Data records for software interfaces:
──────────

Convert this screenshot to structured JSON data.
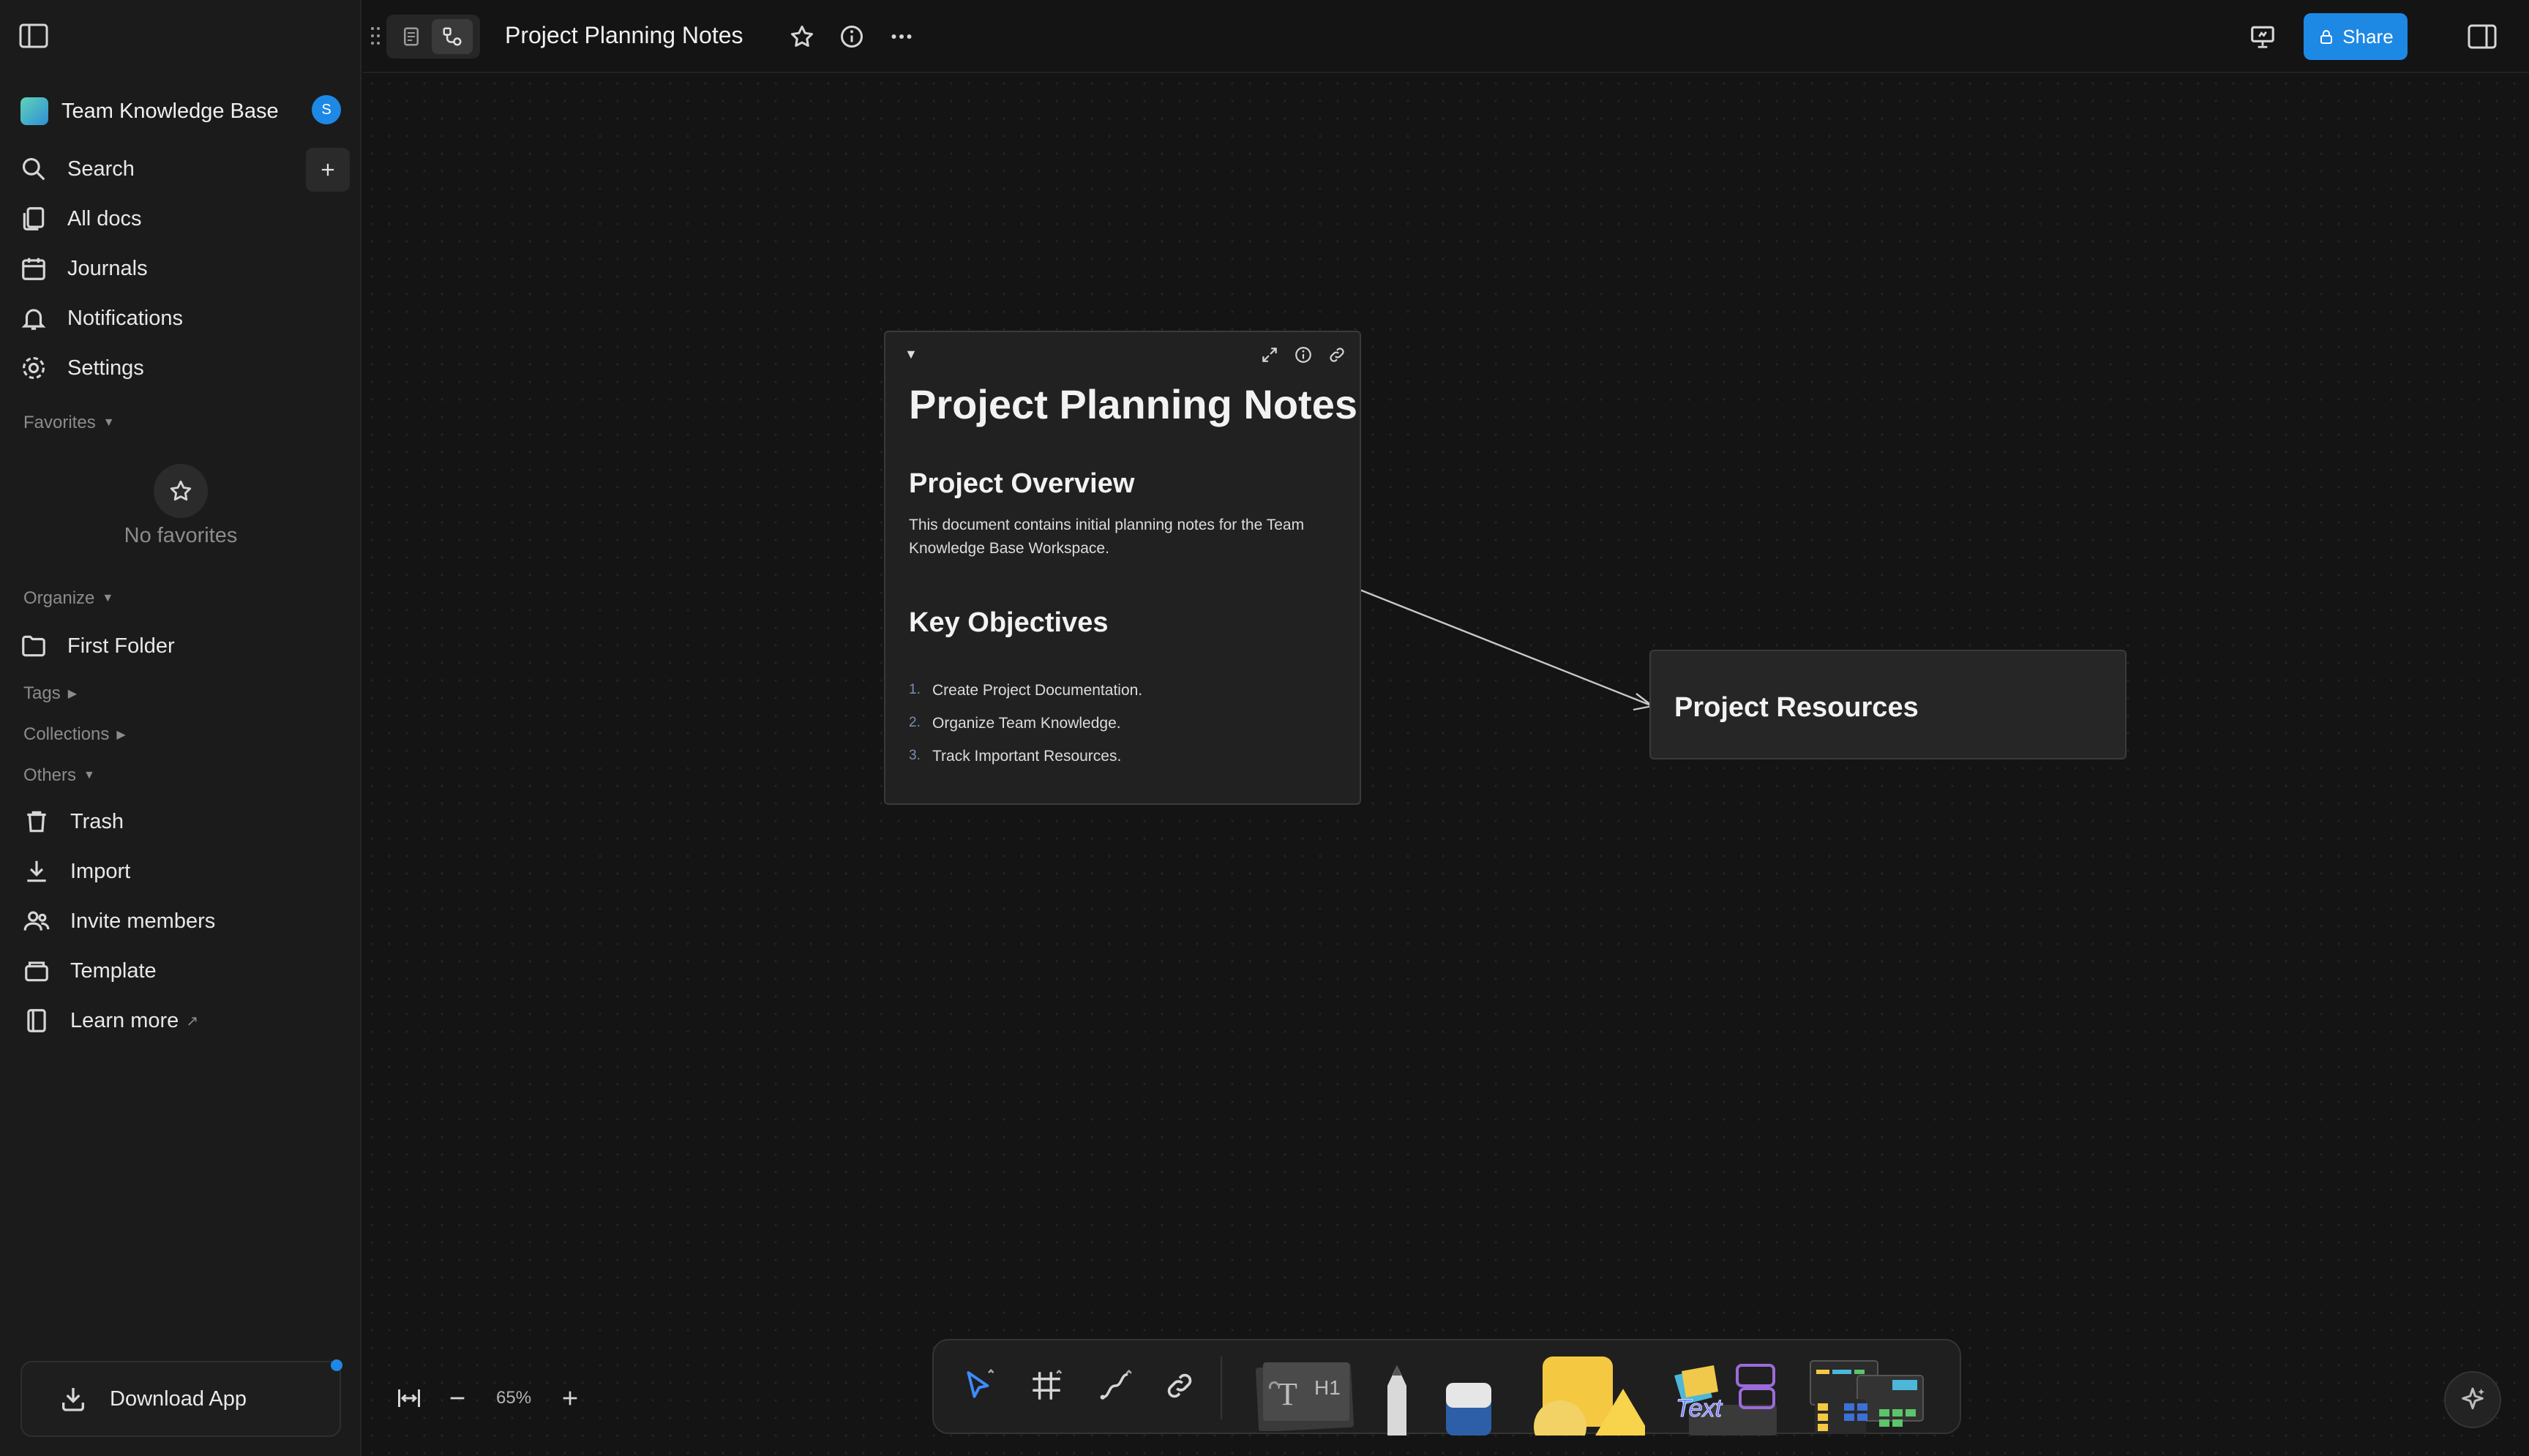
{
  "sidebar": {
    "workspace_name": "Team Knowledge Base",
    "avatar_letter": "S",
    "nav": {
      "search": "Search",
      "all_docs": "All docs",
      "journals": "Journals",
      "notifications": "Notifications",
      "settings": "Settings"
    },
    "sections": {
      "favorites": "Favorites",
      "organize": "Organize",
      "tags": "Tags",
      "collections": "Collections",
      "others": "Others"
    },
    "no_favorites": "No favorites",
    "folder": "First Folder",
    "others": {
      "trash": "Trash",
      "import": "Import",
      "invite": "Invite members",
      "template": "Template",
      "learn_more": "Learn more"
    },
    "download_app": "Download App"
  },
  "topbar": {
    "title": "Project Planning Notes",
    "share": "Share"
  },
  "canvas": {
    "note": {
      "title": "Project Planning Notes",
      "h_overview": "Project Overview",
      "overview_text": "This document contains initial planning notes for the Team Knowledge Base Workspace.",
      "h_objectives": "Key Objectives",
      "objectives": [
        {
          "num": "1.",
          "text": "Create Project Documentation."
        },
        {
          "num": "2.",
          "text": "Organize Team Knowledge."
        },
        {
          "num": "3.",
          "text": "Track Important Resources."
        }
      ]
    },
    "resource_card": "Project Resources",
    "zoom": "65%"
  },
  "colors": {
    "accent": "#1e88e5",
    "background": "#141414",
    "sidebar": "#1b1b1b",
    "card": "#212121"
  }
}
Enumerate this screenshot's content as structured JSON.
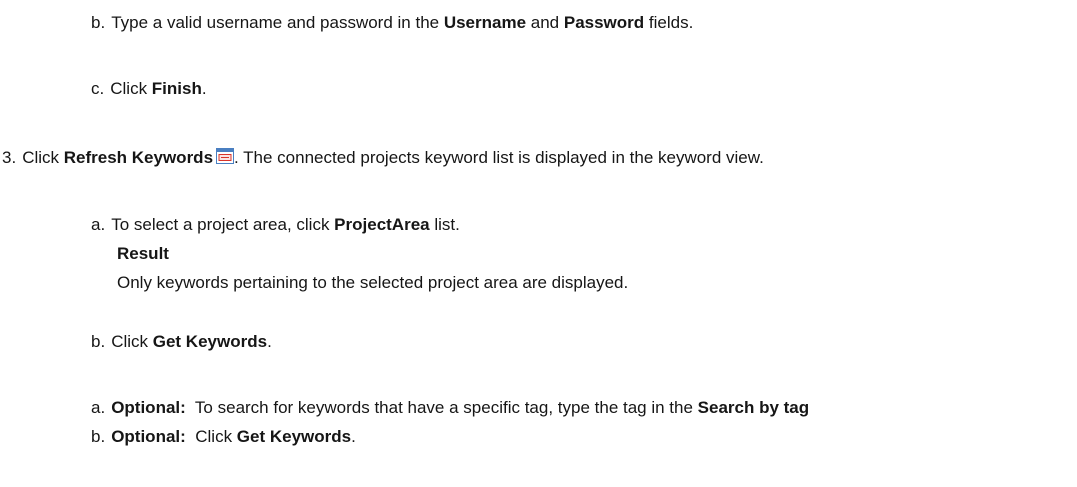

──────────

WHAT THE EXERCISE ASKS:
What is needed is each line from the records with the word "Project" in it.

WRITTEN RESPONSE:
    "title": "Project Planning Notes",
      "title": "Project Planning Notes",
      "h_overview": "Project Overview",
          "text": "Create Project Documentation."
    "resource_card": "Project Resources",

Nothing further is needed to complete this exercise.